Source information START
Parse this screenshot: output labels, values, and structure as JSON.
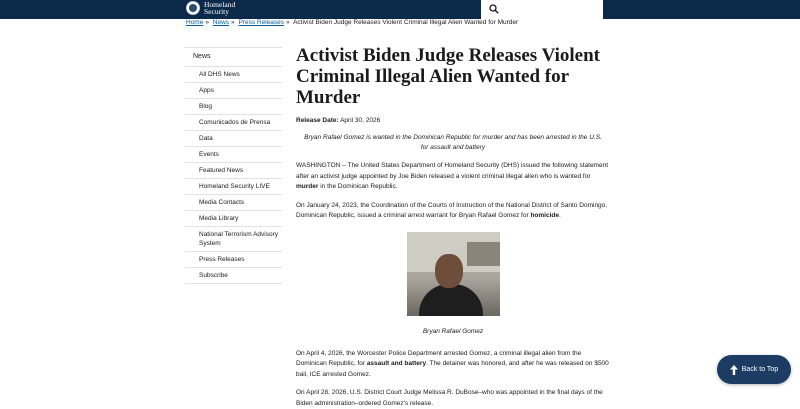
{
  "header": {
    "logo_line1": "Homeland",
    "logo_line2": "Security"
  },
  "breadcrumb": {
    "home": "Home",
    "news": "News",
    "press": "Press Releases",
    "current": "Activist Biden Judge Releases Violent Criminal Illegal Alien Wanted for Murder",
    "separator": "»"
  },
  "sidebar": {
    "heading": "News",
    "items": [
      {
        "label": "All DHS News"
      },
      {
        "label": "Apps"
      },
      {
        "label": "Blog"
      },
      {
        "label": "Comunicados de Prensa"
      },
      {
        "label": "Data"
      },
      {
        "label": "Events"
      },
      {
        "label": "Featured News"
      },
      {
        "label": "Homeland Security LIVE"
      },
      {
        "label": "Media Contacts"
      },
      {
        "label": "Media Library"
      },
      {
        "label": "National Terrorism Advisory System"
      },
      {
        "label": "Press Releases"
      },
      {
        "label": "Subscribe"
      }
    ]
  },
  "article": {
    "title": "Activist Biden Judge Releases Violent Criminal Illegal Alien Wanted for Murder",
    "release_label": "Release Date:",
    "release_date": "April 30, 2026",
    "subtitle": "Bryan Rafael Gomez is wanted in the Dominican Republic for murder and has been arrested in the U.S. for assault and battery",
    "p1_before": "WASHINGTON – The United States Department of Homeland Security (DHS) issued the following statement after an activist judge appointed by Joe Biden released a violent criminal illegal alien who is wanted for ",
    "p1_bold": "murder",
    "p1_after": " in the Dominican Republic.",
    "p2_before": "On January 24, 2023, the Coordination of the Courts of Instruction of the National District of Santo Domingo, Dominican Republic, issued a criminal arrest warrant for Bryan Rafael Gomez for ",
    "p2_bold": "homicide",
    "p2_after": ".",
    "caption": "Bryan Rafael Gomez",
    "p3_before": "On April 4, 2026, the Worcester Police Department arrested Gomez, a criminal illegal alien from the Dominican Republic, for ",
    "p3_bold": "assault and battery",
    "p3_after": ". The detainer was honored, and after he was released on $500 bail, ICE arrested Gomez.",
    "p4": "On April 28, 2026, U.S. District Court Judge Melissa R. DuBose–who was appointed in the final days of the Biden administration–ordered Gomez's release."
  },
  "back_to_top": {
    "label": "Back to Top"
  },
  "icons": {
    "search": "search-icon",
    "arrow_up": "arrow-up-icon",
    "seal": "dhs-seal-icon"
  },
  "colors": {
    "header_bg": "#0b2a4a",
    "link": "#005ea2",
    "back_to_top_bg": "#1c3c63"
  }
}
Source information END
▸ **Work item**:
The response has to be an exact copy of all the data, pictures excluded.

▸ **Answer to this exercise**:
Parse this screenshot: output labels, values, and structure as JSON.
{
  "header": {
    "logo_line1": "Homeland",
    "logo_line2": "Security"
  },
  "breadcrumb": {
    "home": "Home",
    "news": "News",
    "press": "Press Releases",
    "current": "Activist Biden Judge Releases Violent Criminal Illegal Alien Wanted for Murder",
    "separator": "»"
  },
  "sidebar": {
    "heading": "News",
    "items": [
      {
        "label": "All DHS News"
      },
      {
        "label": "Apps"
      },
      {
        "label": "Blog"
      },
      {
        "label": "Comunicados de Prensa"
      },
      {
        "label": "Data"
      },
      {
        "label": "Events"
      },
      {
        "label": "Featured News"
      },
      {
        "label": "Homeland Security LIVE"
      },
      {
        "label": "Media Contacts"
      },
      {
        "label": "Media Library"
      },
      {
        "label": "National Terrorism Advisory System"
      },
      {
        "label": "Press Releases"
      },
      {
        "label": "Subscribe"
      }
    ]
  },
  "article": {
    "title": "Activist Biden Judge Releases Violent Criminal Illegal Alien Wanted for Murder",
    "release_label": "Release Date:",
    "release_date": "April 30, 2026",
    "subtitle": "Bryan Rafael Gomez is wanted in the Dominican Republic for murder and has been arrested in the U.S. for assault and battery",
    "p1_before": "WASHINGTON – The United States Department of Homeland Security (DHS) issued the following statement after an activist judge appointed by Joe Biden released a violent criminal illegal alien who is wanted for ",
    "p1_bold": "murder",
    "p1_after": " in the Dominican Republic.",
    "p2_before": "On January 24, 2023, the Coordination of the Courts of Instruction of the National District of Santo Domingo, Dominican Republic, issued a criminal arrest warrant for Bryan Rafael Gomez for ",
    "p2_bold": "homicide",
    "p2_after": ".",
    "caption": "Bryan Rafael Gomez",
    "p3_before": "On April 4, 2026, the Worcester Police Department arrested Gomez, a criminal illegal alien from the Dominican Republic, for ",
    "p3_bold": "assault and battery",
    "p3_after": ". The detainer was honored, and after he was released on $500 bail, ICE arrested Gomez.",
    "p4": "On April 28, 2026, U.S. District Court Judge Melissa R. DuBose–who was appointed in the final days of the Biden administration–ordered Gomez's release."
  },
  "back_to_top": {
    "label": "Back to Top"
  },
  "icons": {
    "search": "search-icon",
    "arrow_up": "arrow-up-icon",
    "seal": "dhs-seal-icon"
  },
  "colors": {
    "header_bg": "#0b2a4a",
    "link": "#005ea2",
    "back_to_top_bg": "#1c3c63"
  }
}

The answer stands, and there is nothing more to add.